Is new thinking needed on export finance regulation?

(TFX News, New York, 3 February 2021) The OECD Consensus has a long history but it’s still the only game in town. With the International Working Group now in stasis, is that a problem, or is it going to focus minds on reform? The ‘Arrangement on Officially Supported Export Credits’ started out in 1978 building on the export credit ‘Consensus’ among a number of OECD countries in 1976 as a way of getting the world’s major exporting nations, in those days, the OECD countries, to agree on a level playing field for fair competition and, in the process, to rein in the huge export finance subsidies which were beginning to seem unsustainable even to the richest of them.
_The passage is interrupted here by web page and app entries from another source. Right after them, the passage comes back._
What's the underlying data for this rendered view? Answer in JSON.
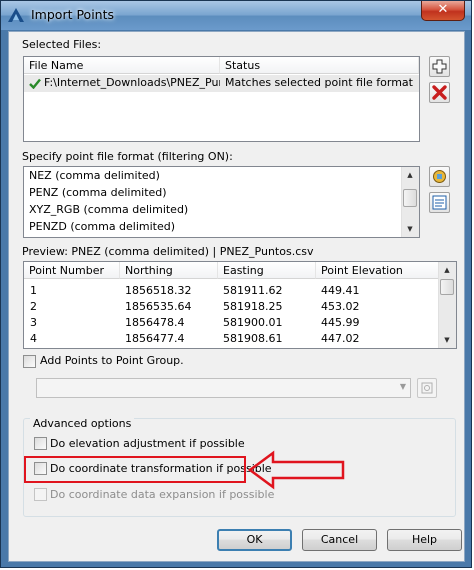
{
  "window": {
    "title": "Import Points",
    "close_glyph": "✕"
  },
  "selected_files": {
    "label": "Selected Files:",
    "columns": [
      "File Name",
      "Status"
    ],
    "rows": [
      {
        "name": "F:\\Internet_Downloads\\PNEZ_Punt...",
        "status": "Matches selected point file format"
      }
    ]
  },
  "file_format": {
    "label": "Specify point file format (filtering ON):",
    "options": [
      "NEZ (comma delimited)",
      "PENZ (comma delimited)",
      "XYZ_RGB (comma delimited)",
      "PENZD (comma delimited)"
    ]
  },
  "preview": {
    "label": "Preview: PNEZ (comma delimited) | PNEZ_Puntos.csv",
    "columns": [
      "Point Number",
      "Northing",
      "Easting",
      "Point Elevation"
    ],
    "rows": [
      [
        "1",
        "1856518.32",
        "581911.62",
        "449.41"
      ],
      [
        "2",
        "1856535.64",
        "581918.25",
        "453.02"
      ],
      [
        "3",
        "1856478.4",
        "581900.01",
        "445.99"
      ],
      [
        "4",
        "1856477.4",
        "581908.61",
        "447.02"
      ]
    ]
  },
  "point_group": {
    "label": "Add Points to Point Group.",
    "value": ""
  },
  "advanced": {
    "title": "Advanced options",
    "elevation_label": "Do elevation adjustment if possible",
    "transform_label": "Do coordinate transformation if possible",
    "expansion_label": "Do coordinate data expansion if possible"
  },
  "buttons": {
    "ok": "OK",
    "cancel": "Cancel",
    "help": "Help"
  },
  "colors": {
    "annotation_red": "#e0141e",
    "check_green": "#2a8a2a"
  }
}
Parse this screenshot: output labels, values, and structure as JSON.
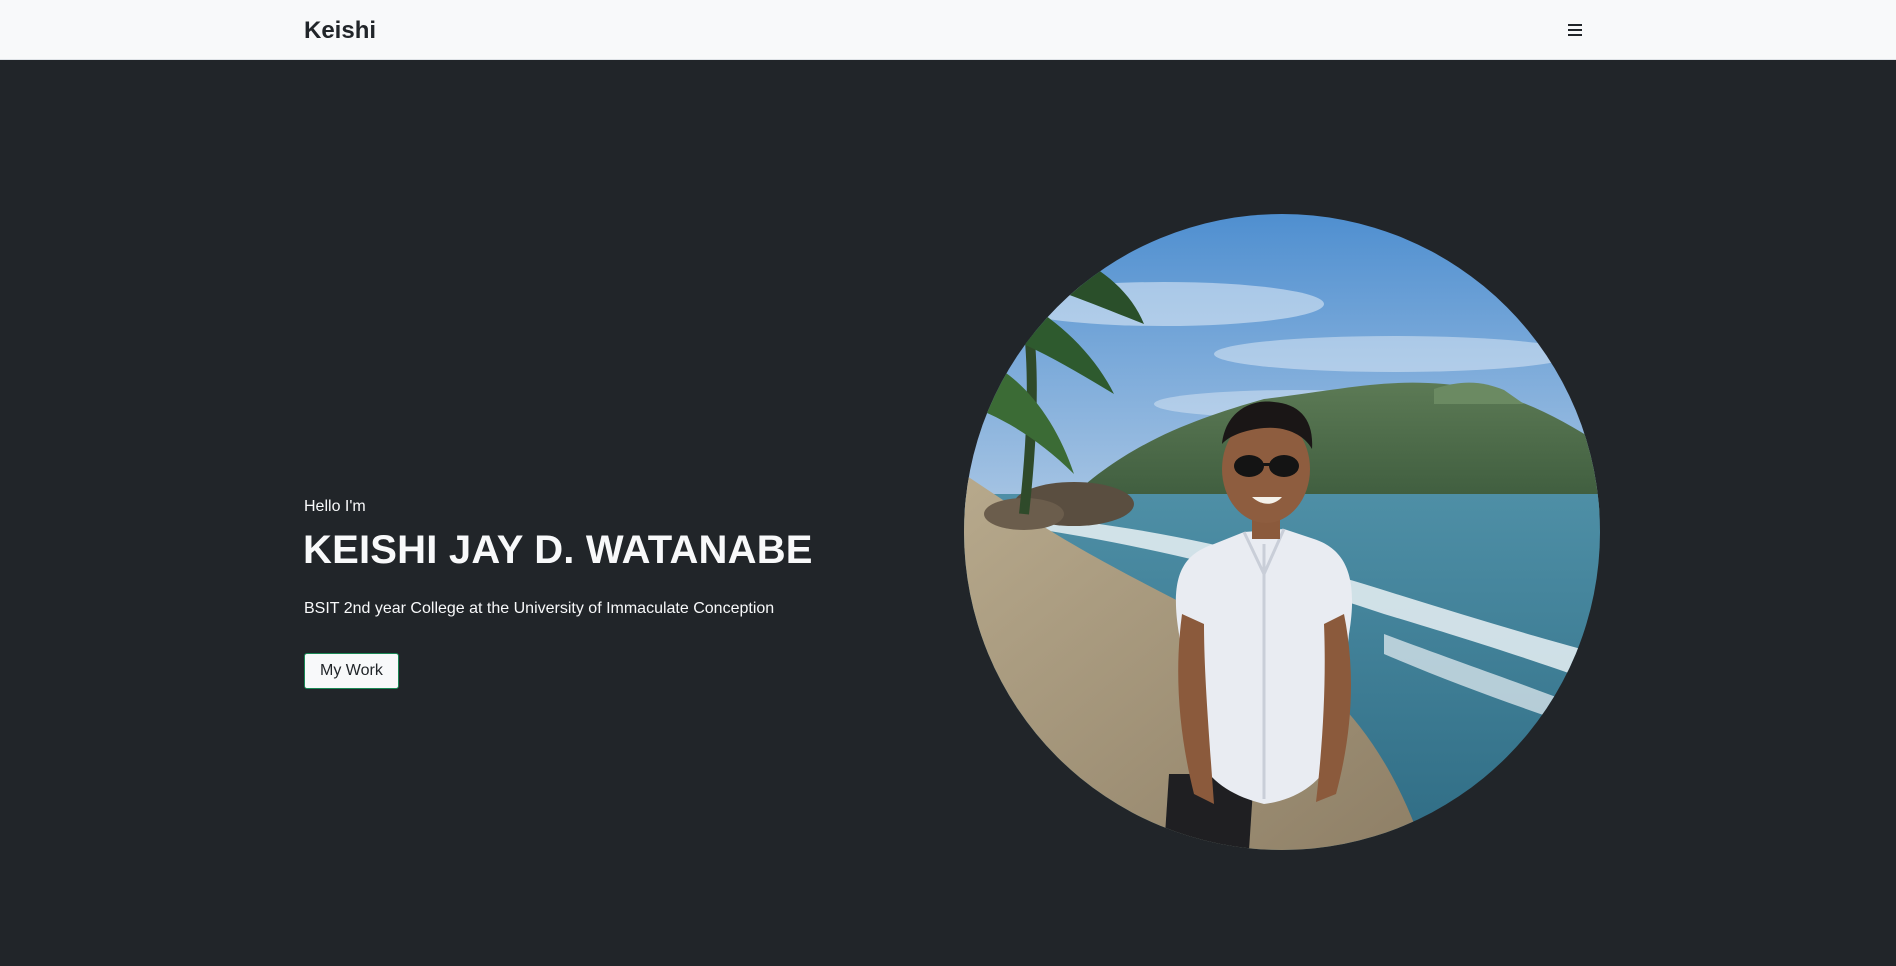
{
  "navbar": {
    "brand": "Keishi",
    "menu_icon": "hamburger-menu-icon",
    "background": "#f8f9fa"
  },
  "hero": {
    "greeting": "Hello I'm",
    "name": "KEISHI JAY D. WATANABE",
    "tagline": "BSIT 2nd year College at the University of Immaculate Conception",
    "cta_label": "My Work",
    "background": "#212529",
    "accent": "#198754",
    "photo_alt": "Profile photo"
  }
}
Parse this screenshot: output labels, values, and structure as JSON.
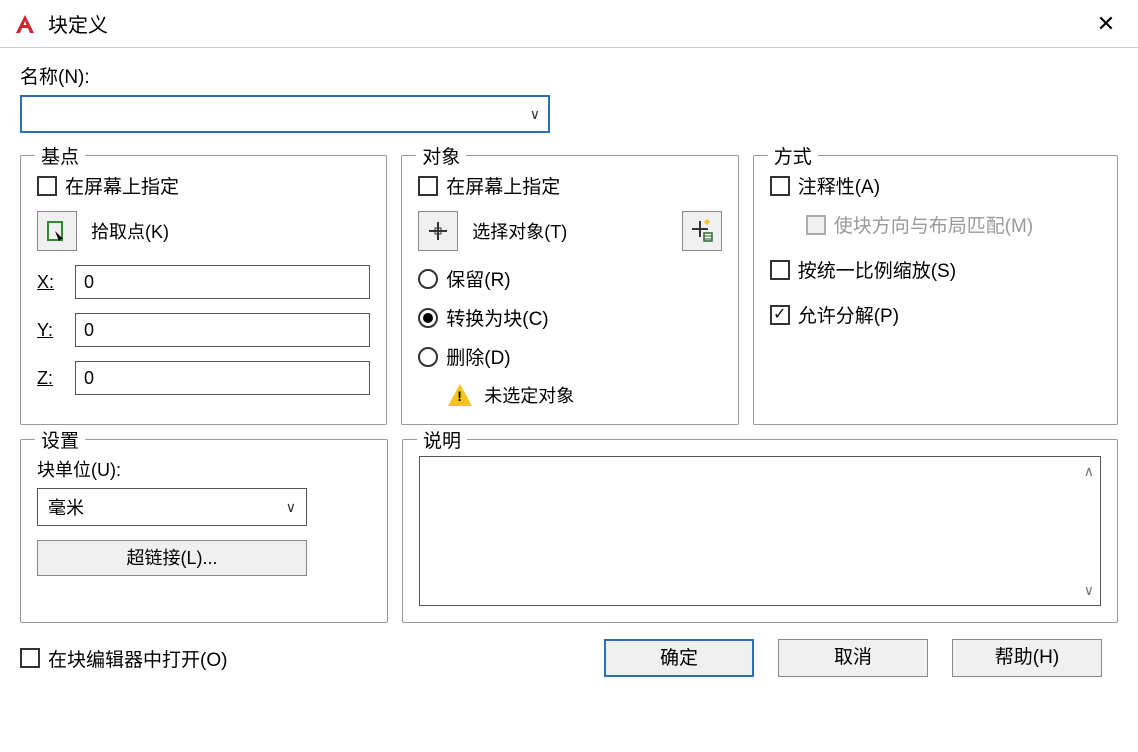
{
  "title": "块定义",
  "name_label": "名称(N):",
  "name_value": "",
  "base": {
    "legend": "基点",
    "specify": "在屏幕上指定",
    "pick": "拾取点(K)",
    "x_label": "X:",
    "y_label": "Y:",
    "z_label": "Z:",
    "x": "0",
    "y": "0",
    "z": "0"
  },
  "objects": {
    "legend": "对象",
    "specify": "在屏幕上指定",
    "select": "选择对象(T)",
    "retain": "保留(R)",
    "convert": "转换为块(C)",
    "delete": "删除(D)",
    "warn": "未选定对象"
  },
  "mode": {
    "legend": "方式",
    "annotative": "注释性(A)",
    "match": "使块方向与布局匹配(M)",
    "scale": "按统一比例缩放(S)",
    "explode": "允许分解(P)"
  },
  "settings": {
    "legend": "设置",
    "units_label": "块单位(U):",
    "units_value": "毫米",
    "hyperlink": "超链接(L)..."
  },
  "desc": {
    "legend": "说明"
  },
  "open_in_editor": "在块编辑器中打开(O)",
  "buttons": {
    "ok": "确定",
    "cancel": "取消",
    "help": "帮助(H)"
  }
}
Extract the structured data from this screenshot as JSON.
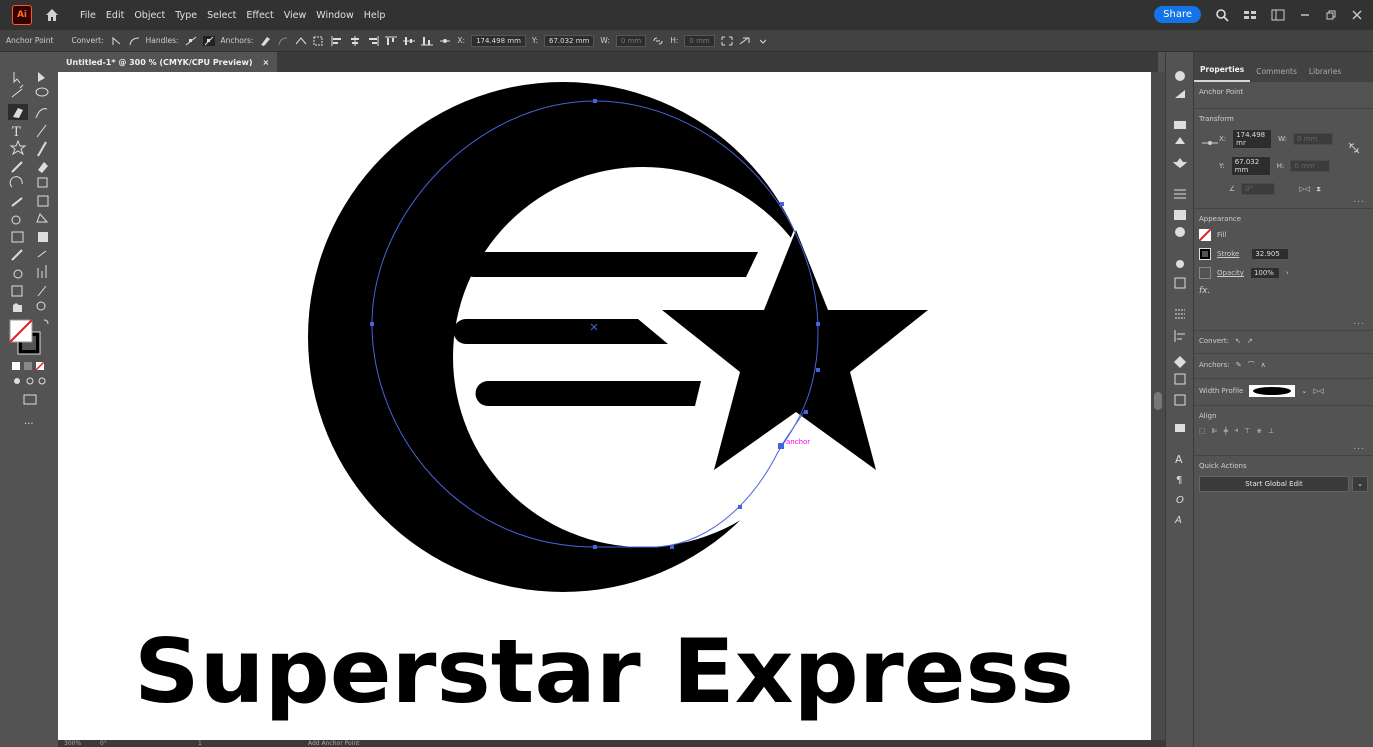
{
  "app": {
    "logo": "Ai",
    "colors": {
      "brand_bg": "#330000",
      "brand_fg": "#ff6a2b",
      "accent": "#1473e6",
      "selection": "#4a62d9",
      "anchor_label": "#ff00ff"
    }
  },
  "menubar": {
    "items": [
      "File",
      "Edit",
      "Object",
      "Type",
      "Select",
      "Effect",
      "View",
      "Window",
      "Help"
    ],
    "share_label": "Share"
  },
  "controlbar": {
    "tool_label": "Anchor Point",
    "convert_label": "Convert:",
    "handles_label": "Handles:",
    "anchors_label": "Anchors:",
    "x_label": "X:",
    "x_value": "174.498 mm",
    "y_label": "Y:",
    "y_value": "67.032 mm",
    "w_label": "W:",
    "w_value": "0 mm",
    "h_label": "H:",
    "h_value": "0 mm"
  },
  "document": {
    "tab_title": "Untitled-1* @ 300 % (CMYK/CPU Preview)",
    "close_glyph": "×",
    "logo_text": "Superstar Express",
    "anchor_hint": "anchor"
  },
  "status": {
    "zoom": "300%",
    "rotation": "0°",
    "artboard": "1",
    "tool": "Add Anchor Point"
  },
  "panel": {
    "tabs": [
      "Properties",
      "Comments",
      "Libraries"
    ],
    "selection_type": "Anchor Point",
    "transform": {
      "title": "Transform",
      "x_label": "X:",
      "x_value": "174.498 mr",
      "y_label": "Y:",
      "y_value": "67.032 mm",
      "w_label": "W:",
      "w_value": "0 mm",
      "h_label": "H:",
      "h_value": "0 mm",
      "angle_value": "0°"
    },
    "appearance": {
      "title": "Appearance",
      "fill_label": "Fill",
      "stroke_label": "Stroke",
      "stroke_value": "32.905",
      "opacity_label": "Opacity",
      "opacity_value": "100%",
      "fx_label": "fx."
    },
    "convert_label": "Convert:",
    "anchors_label": "Anchors:",
    "width_profile_label": "Width Profile",
    "align_title": "Align",
    "quick_actions_title": "Quick Actions",
    "global_edit_label": "Start Global Edit",
    "more_glyph": "..."
  }
}
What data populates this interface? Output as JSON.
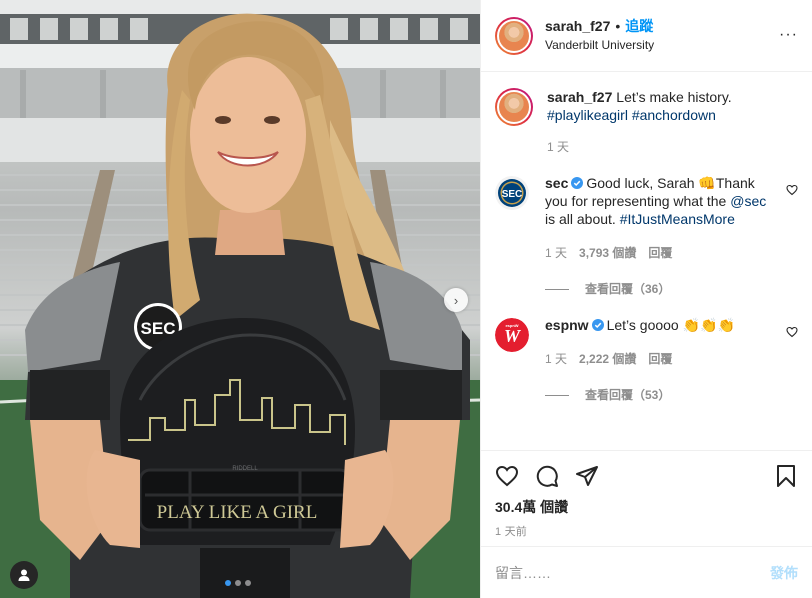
{
  "post": {
    "username": "sarah_f27",
    "separator": "•",
    "follow_label": "追蹤",
    "location": "Vanderbilt University",
    "more_icon": "more-horizontal-icon",
    "more_label": "···"
  },
  "caption": {
    "username": "sarah_f27",
    "text": "Let’s make history.",
    "hashtags": "#playlikeagirl #anchordown",
    "time": "1 天"
  },
  "comments": [
    {
      "username": "sec",
      "verified": true,
      "text_part1": "Good luck, Sarah ",
      "emoji": "👊",
      "text_part2": "Thank you for representing what the ",
      "mention": "@sec",
      "text_part3": " is all about. ",
      "hashtag": "#ItJustMeansMore",
      "time": "1 天",
      "likes": "3,793 個讚",
      "reply_label": "回覆",
      "view_replies": "查看回覆（36）"
    },
    {
      "username": "espnw",
      "verified": true,
      "text": "Let’s goooo ",
      "emoji": "👏👏👏",
      "time": "1 天",
      "likes": "2,222 個讚",
      "reply_label": "回覆",
      "view_replies": "查看回覆（53）"
    }
  ],
  "photo": {
    "jersey_logo": "SEC",
    "helmet_text": "PLAY LIKE A GIRL",
    "helmet_brand": "RIDDELL",
    "slide_count": 3,
    "active_slide": 1,
    "next_icon": "chevron-right-icon",
    "next_label": "›"
  },
  "actions": {
    "likes_count": "30.4萬 個讚",
    "posted_time": "1 天前"
  },
  "add_comment": {
    "placeholder": "留言……",
    "post_label": "發佈"
  },
  "colors": {
    "link_blue": "#0095f6",
    "hashtag_blue": "#00376b",
    "muted_gray": "#8e8e8e",
    "post_disabled": "#b2dffc",
    "espn_red": "#e41e2f",
    "sec_navy": "#00427a"
  }
}
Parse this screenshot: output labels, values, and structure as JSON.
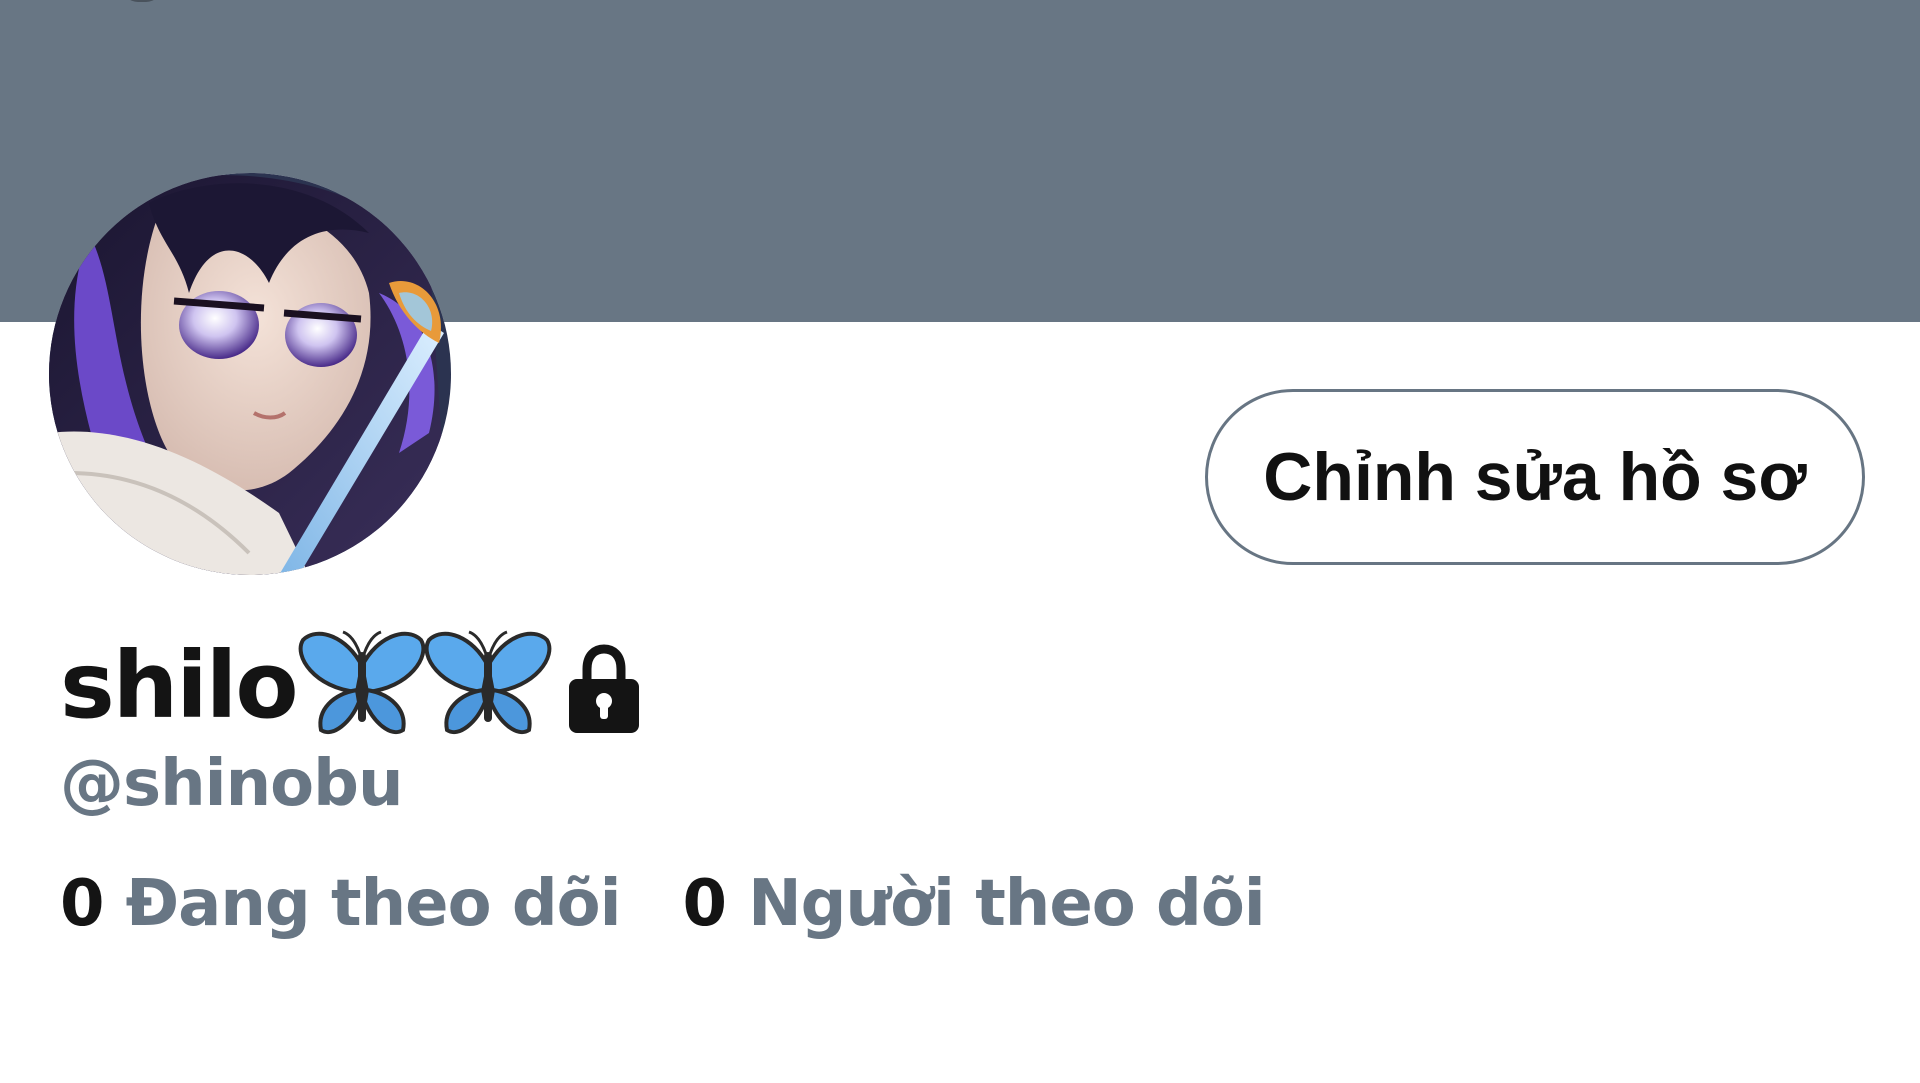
{
  "profile": {
    "display_name": "shilo",
    "name_emojis": [
      "butterfly-icon",
      "butterfly-icon"
    ],
    "protected_icon": "lock-icon",
    "handle": "@shinobu",
    "avatar_icon": "avatar",
    "edit_button_label": "Chỉnh sửa hồ sơ"
  },
  "stats": {
    "following": {
      "count": "0",
      "label": "Đang theo dõi"
    },
    "followers": {
      "count": "0",
      "label": "Người theo dõi"
    }
  },
  "colors": {
    "banner": "#687684",
    "secondary_text": "#687684",
    "primary_text": "#141414",
    "button_border": "#677583",
    "butterfly": "#5aa9ec"
  }
}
The biggest pressures have been coming from outside the Consensus’s OECD core. Countries once indisputably not rich (e.g. China, India, Brazil, Russia and South Africa) moved from being exporters of primary goods and importers of capital goods to the opposite. Not all, but the size of the emerging exporting nations (China the biggest of them all) meant that their non-adherence to the OECD’s Consensus club created a need for a new forum. The International Working Group on Export Credits (IWG), was established in 2012 with the aim of trying to bridge the gap between them and the Consensus Participants. In November 2020, IWG technical groups were formally suspended for a year by 11 of the 18 countries (including the EU) due to the [Covid] freeze on IWG technical work. A new Secretary General has neither been so far agreed nor announced. The Arrangement has long had Sector Understandings, mini-‘Gentlemen’s Agreements’. At the moment, they cover aircraft, ships and trains plus energy and the environment (nuclear power, renewable energy, climate change mitigation and adaptation, and water projects, and coal-fired electricity). Time for new thinking is ahead. Like coral reefs, [10,000 years in development, quickly destroyed], the Arrangement is delicate, subject to abuse, but very valuable in parts to the world economy.